**Aim of the exercise:** Go over the entries and report the lines where the word "content" occurs.

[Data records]

┌────────

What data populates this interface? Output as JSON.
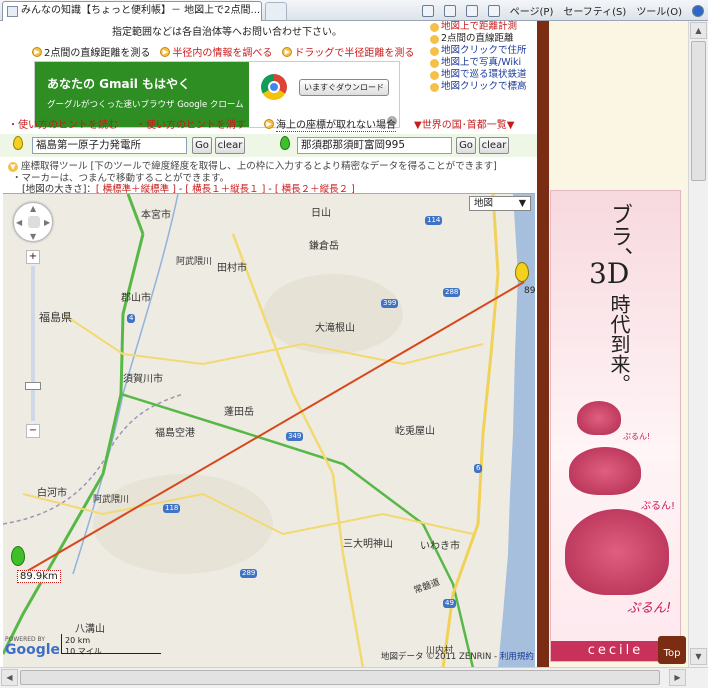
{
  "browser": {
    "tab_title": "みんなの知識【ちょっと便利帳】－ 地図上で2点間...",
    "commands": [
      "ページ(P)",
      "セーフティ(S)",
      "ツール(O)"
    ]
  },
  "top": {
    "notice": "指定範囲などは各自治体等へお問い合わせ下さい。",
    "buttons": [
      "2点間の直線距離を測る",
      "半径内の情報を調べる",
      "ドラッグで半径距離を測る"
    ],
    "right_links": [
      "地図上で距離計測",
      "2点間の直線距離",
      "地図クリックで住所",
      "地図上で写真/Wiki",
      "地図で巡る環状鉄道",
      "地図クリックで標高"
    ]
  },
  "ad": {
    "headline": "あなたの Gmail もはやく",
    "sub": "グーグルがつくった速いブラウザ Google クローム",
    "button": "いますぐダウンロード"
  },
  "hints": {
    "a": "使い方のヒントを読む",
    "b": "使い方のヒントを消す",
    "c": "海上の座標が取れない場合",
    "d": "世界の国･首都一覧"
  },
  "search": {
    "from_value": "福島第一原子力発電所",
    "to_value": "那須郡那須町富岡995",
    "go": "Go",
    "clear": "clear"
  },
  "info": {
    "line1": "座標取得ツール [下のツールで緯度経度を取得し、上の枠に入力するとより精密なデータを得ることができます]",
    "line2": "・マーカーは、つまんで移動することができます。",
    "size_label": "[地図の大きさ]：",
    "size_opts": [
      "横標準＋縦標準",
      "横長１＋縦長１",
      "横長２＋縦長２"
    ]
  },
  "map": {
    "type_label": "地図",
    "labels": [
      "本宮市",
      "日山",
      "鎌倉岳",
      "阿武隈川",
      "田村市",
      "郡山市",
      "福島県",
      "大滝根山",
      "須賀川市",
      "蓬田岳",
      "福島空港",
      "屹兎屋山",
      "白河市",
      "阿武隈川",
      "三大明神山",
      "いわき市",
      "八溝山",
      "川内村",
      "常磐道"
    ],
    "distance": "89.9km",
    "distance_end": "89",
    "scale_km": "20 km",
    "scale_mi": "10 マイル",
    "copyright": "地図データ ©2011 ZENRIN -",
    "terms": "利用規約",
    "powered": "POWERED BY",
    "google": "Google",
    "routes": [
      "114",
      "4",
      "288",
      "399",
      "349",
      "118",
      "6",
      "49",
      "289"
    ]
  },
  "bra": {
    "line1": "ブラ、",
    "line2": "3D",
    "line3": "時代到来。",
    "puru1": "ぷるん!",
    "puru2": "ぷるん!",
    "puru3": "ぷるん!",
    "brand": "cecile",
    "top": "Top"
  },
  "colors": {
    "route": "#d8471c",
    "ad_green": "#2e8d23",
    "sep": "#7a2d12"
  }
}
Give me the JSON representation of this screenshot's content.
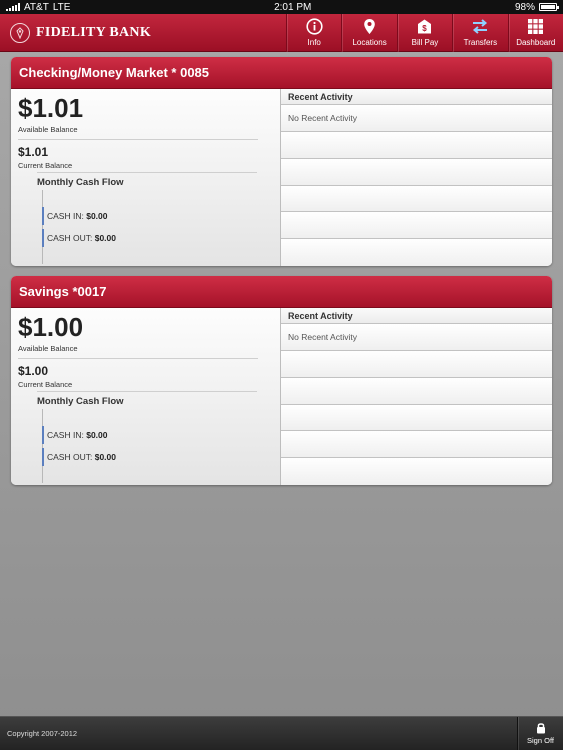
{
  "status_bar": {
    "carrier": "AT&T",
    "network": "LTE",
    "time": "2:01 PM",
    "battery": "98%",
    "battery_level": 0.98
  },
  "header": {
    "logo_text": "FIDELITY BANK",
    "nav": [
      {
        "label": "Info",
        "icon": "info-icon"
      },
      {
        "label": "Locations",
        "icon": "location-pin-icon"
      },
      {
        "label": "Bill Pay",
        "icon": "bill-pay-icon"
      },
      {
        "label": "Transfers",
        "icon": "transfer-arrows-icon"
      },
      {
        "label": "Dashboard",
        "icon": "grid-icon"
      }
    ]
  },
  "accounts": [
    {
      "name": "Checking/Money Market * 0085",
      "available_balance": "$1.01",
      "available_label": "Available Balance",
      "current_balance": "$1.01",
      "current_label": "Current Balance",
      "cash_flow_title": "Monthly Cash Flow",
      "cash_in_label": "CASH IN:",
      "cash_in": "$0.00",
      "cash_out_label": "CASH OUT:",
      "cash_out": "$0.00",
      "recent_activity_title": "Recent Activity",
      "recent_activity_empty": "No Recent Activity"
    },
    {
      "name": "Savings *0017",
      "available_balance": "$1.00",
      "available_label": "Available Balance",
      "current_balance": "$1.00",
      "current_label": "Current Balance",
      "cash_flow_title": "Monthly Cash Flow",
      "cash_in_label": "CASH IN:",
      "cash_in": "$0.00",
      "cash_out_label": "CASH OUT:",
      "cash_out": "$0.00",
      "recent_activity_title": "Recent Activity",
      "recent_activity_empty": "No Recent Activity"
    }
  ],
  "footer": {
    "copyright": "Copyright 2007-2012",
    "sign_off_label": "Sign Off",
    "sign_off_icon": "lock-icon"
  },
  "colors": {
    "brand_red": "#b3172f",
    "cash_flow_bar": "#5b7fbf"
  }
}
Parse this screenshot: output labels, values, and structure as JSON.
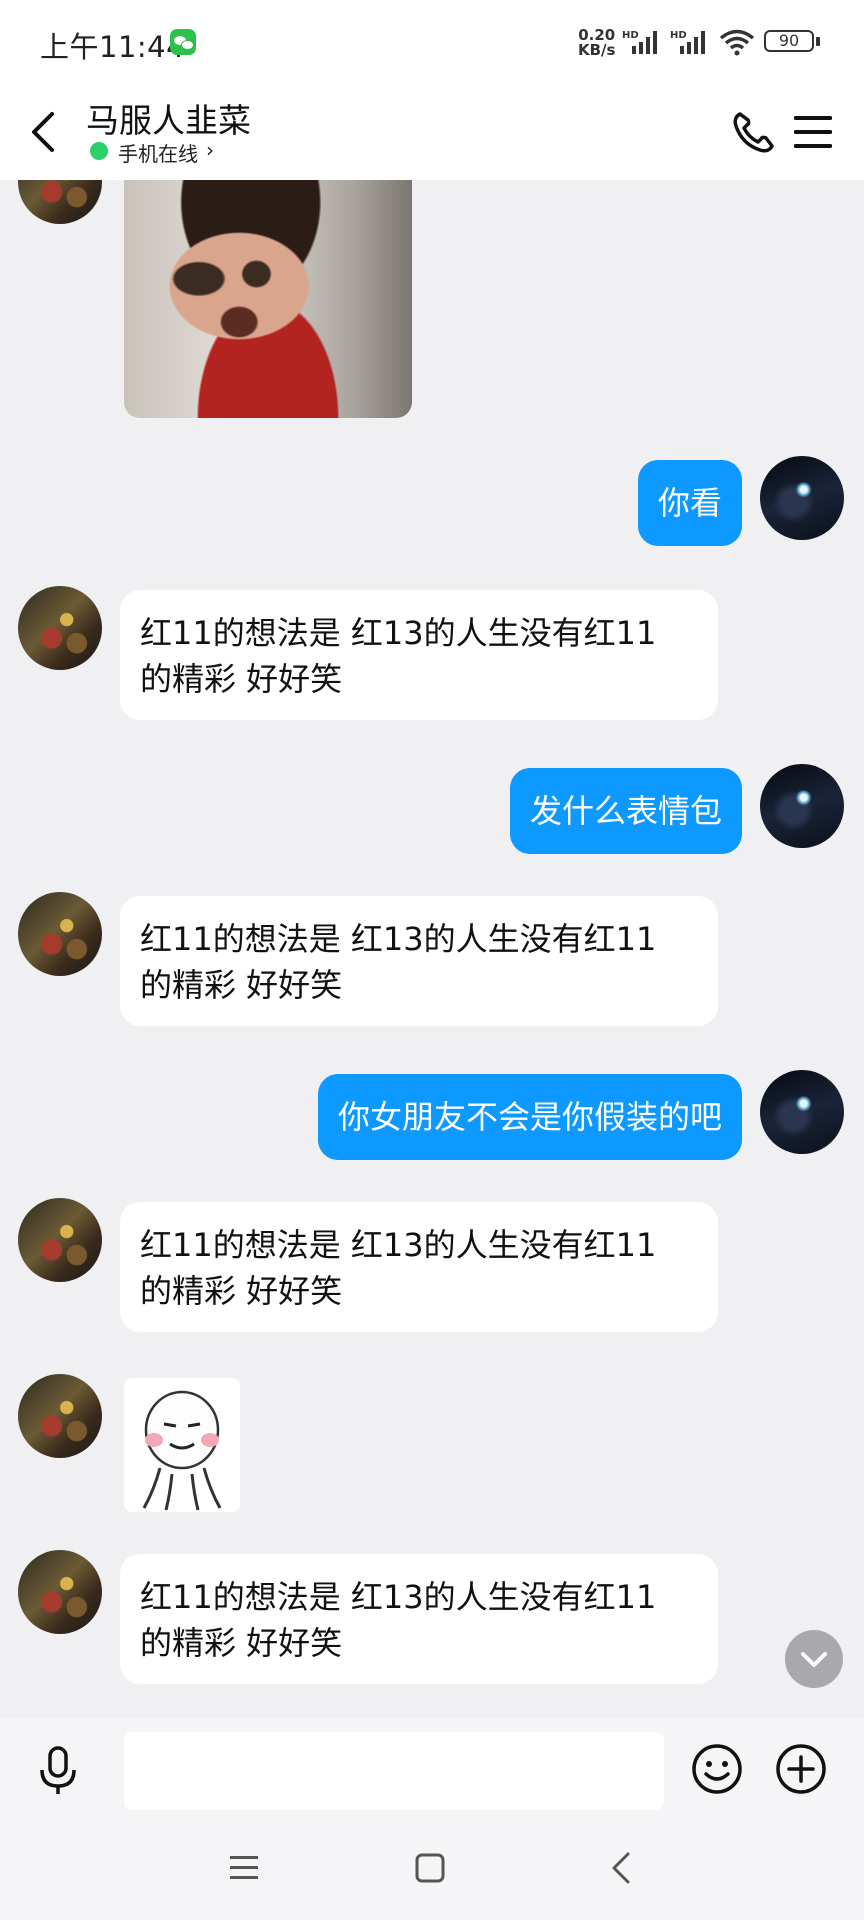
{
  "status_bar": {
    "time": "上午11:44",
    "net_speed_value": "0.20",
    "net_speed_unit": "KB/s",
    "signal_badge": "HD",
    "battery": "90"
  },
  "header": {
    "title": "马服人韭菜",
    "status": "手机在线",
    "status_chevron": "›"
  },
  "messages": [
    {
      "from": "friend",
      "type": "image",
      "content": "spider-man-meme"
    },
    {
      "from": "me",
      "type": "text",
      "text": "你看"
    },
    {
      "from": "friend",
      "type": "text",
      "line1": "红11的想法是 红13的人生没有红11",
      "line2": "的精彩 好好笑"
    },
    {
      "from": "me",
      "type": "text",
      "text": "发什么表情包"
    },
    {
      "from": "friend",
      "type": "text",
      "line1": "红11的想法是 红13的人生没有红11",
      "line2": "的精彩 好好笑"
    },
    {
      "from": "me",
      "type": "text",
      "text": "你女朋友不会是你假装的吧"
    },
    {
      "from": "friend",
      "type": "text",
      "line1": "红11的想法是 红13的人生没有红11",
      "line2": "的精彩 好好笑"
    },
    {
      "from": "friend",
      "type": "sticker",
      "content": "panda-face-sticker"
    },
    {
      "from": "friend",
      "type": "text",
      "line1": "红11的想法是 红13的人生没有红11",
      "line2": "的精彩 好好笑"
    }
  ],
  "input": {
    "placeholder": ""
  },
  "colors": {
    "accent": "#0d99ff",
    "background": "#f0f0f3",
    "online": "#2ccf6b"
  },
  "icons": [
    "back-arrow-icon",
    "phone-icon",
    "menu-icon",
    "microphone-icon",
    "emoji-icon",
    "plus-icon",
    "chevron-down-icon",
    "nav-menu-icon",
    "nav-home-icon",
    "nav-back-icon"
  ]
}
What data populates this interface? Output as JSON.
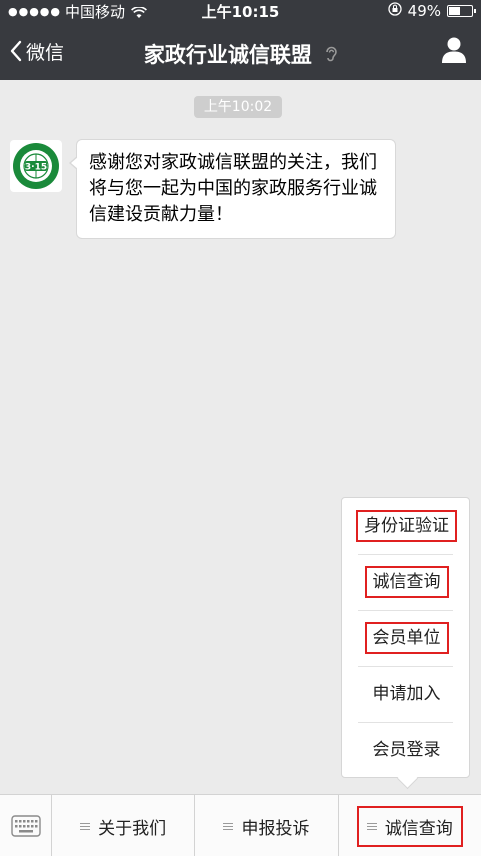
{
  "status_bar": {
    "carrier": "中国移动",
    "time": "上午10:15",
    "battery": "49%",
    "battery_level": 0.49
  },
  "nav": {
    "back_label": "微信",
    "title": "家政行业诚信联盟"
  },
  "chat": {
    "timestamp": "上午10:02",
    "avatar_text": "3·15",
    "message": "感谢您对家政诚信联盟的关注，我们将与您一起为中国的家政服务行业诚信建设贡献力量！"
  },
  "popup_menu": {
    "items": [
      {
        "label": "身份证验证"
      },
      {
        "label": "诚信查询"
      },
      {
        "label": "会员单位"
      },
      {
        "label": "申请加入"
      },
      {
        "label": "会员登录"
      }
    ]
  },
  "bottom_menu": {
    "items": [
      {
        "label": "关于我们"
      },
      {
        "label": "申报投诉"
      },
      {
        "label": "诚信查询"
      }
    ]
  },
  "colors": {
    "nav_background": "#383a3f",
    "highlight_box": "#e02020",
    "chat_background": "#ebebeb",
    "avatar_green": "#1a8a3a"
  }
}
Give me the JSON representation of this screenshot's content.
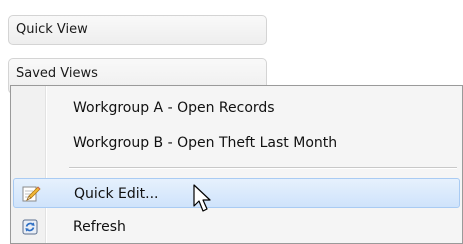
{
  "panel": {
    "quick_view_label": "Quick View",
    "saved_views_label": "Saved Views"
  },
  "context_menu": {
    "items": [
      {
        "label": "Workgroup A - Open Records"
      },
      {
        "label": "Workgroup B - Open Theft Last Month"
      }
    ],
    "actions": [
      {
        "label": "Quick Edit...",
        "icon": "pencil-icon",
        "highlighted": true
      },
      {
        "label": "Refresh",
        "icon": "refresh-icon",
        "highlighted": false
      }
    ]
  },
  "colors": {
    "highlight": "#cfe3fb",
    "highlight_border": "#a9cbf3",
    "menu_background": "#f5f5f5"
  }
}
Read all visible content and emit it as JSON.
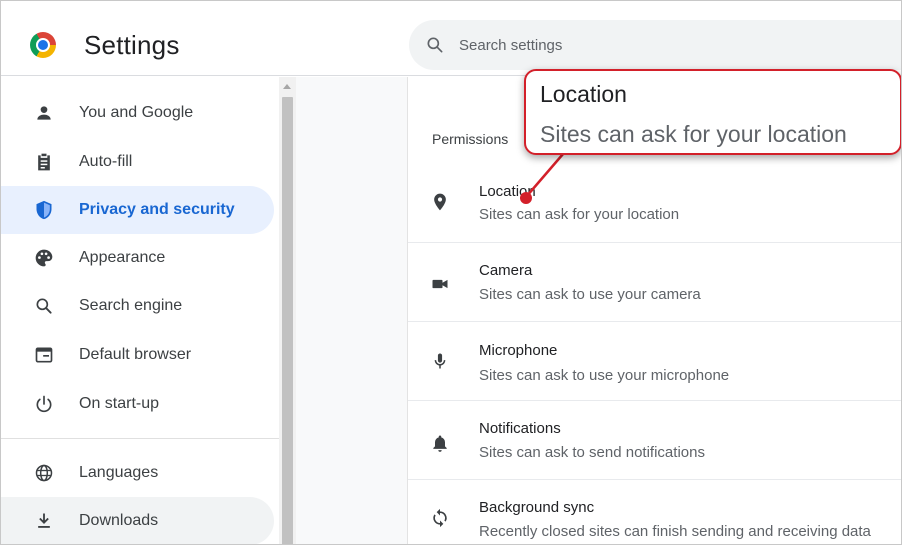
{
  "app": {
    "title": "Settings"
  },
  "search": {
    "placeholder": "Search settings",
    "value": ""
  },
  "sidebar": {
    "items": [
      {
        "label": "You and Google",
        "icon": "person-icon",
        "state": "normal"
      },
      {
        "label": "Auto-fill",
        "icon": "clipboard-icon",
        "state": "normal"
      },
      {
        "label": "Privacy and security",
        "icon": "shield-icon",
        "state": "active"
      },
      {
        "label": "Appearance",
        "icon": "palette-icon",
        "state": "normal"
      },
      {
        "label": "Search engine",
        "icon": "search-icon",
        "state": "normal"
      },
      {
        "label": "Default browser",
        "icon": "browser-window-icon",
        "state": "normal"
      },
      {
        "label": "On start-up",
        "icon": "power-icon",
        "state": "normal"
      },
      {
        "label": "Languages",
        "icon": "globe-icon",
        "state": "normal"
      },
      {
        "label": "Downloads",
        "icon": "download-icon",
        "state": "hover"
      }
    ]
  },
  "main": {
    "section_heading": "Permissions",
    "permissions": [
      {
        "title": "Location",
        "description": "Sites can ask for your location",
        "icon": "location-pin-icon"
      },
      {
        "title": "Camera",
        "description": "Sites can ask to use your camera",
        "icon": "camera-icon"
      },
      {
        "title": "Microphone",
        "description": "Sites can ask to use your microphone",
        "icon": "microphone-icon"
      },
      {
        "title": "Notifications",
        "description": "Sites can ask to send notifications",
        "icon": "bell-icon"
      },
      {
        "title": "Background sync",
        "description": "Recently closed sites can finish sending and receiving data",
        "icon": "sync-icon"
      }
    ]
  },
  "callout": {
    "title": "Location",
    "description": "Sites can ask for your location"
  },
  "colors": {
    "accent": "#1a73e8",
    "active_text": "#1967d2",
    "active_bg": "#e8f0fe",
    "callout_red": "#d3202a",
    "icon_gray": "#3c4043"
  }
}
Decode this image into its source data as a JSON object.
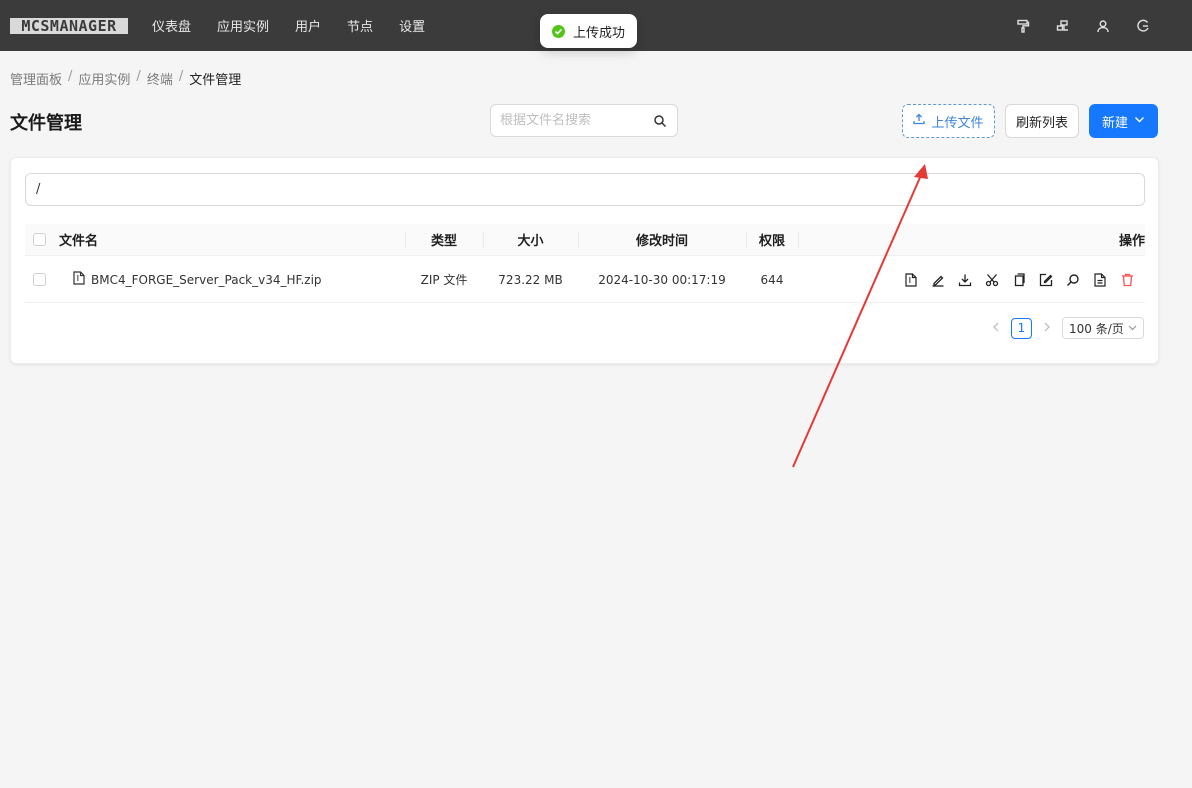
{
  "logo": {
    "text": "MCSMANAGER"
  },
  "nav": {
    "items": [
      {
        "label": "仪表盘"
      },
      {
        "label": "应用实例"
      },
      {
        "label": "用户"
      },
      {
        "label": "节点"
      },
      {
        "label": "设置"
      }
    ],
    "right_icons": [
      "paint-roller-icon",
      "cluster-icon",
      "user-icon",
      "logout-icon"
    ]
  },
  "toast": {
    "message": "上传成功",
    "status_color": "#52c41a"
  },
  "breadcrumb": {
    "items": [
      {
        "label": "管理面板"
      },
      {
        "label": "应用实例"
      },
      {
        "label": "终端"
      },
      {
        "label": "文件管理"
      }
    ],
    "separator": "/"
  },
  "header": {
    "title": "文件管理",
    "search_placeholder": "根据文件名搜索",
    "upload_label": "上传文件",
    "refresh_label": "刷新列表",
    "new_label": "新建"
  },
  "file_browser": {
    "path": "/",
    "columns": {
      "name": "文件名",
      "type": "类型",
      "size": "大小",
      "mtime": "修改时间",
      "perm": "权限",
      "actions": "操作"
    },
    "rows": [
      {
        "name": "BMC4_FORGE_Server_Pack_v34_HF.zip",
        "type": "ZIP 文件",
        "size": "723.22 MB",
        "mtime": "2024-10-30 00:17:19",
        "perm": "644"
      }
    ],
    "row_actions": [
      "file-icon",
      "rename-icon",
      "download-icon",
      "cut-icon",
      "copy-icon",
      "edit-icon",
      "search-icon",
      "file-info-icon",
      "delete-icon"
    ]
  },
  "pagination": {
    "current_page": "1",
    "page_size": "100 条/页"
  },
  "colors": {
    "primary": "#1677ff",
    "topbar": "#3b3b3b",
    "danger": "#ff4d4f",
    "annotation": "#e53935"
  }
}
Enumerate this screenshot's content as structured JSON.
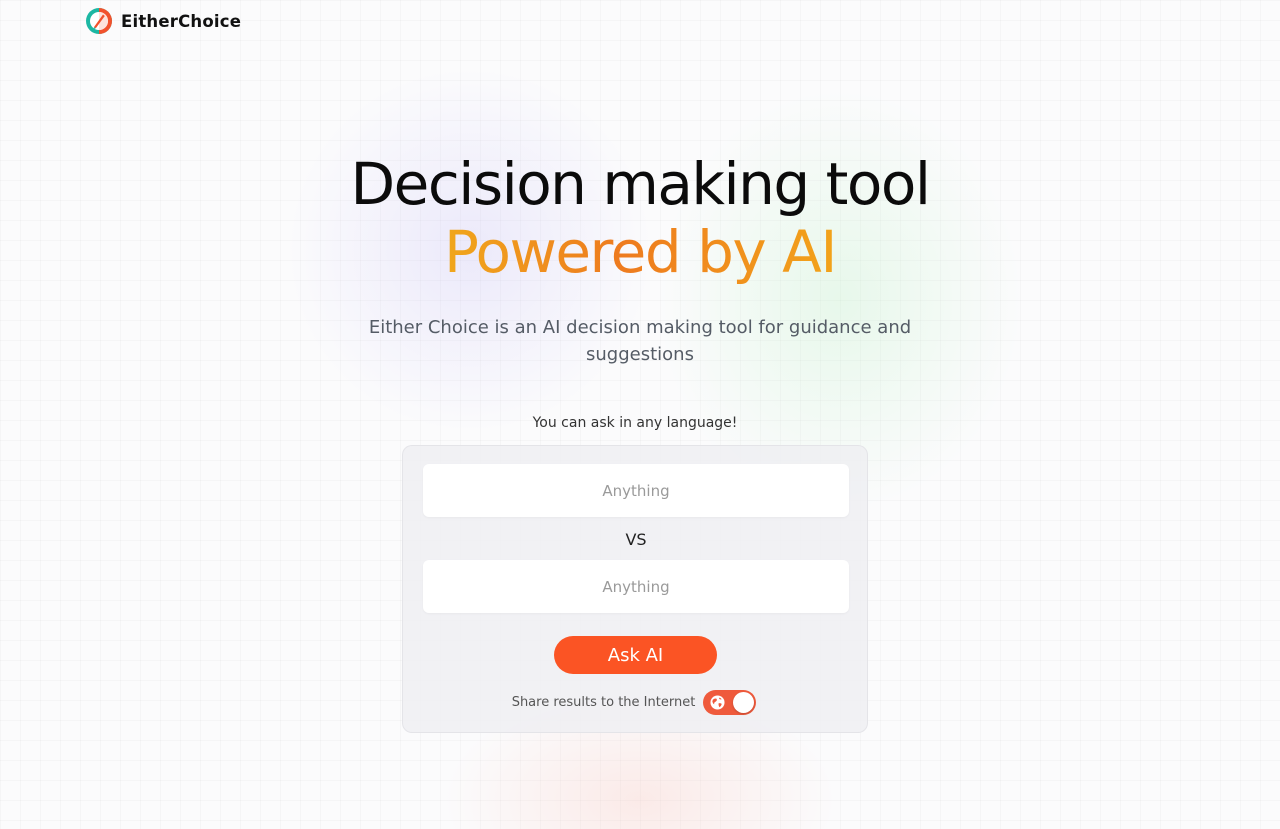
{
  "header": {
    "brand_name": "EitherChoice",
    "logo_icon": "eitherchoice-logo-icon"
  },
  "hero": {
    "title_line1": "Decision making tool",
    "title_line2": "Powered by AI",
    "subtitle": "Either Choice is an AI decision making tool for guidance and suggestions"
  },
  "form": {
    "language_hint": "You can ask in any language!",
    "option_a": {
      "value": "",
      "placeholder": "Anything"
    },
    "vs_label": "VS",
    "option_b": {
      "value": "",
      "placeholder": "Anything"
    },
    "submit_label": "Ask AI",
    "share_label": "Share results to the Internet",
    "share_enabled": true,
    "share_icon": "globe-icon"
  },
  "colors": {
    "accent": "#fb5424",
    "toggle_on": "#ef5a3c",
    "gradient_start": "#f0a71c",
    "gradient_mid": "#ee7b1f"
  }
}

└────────

**Reply to the task:**
Give me the JSON representation of this screenshot's content.
      "content": "spider-man-meme"
      "content": "panda-face-sticker"
Give me the JSON representation of this screenshot's content.
Read all visible content and emit it as JSON.
Enumerate this screenshot's content as structured JSON.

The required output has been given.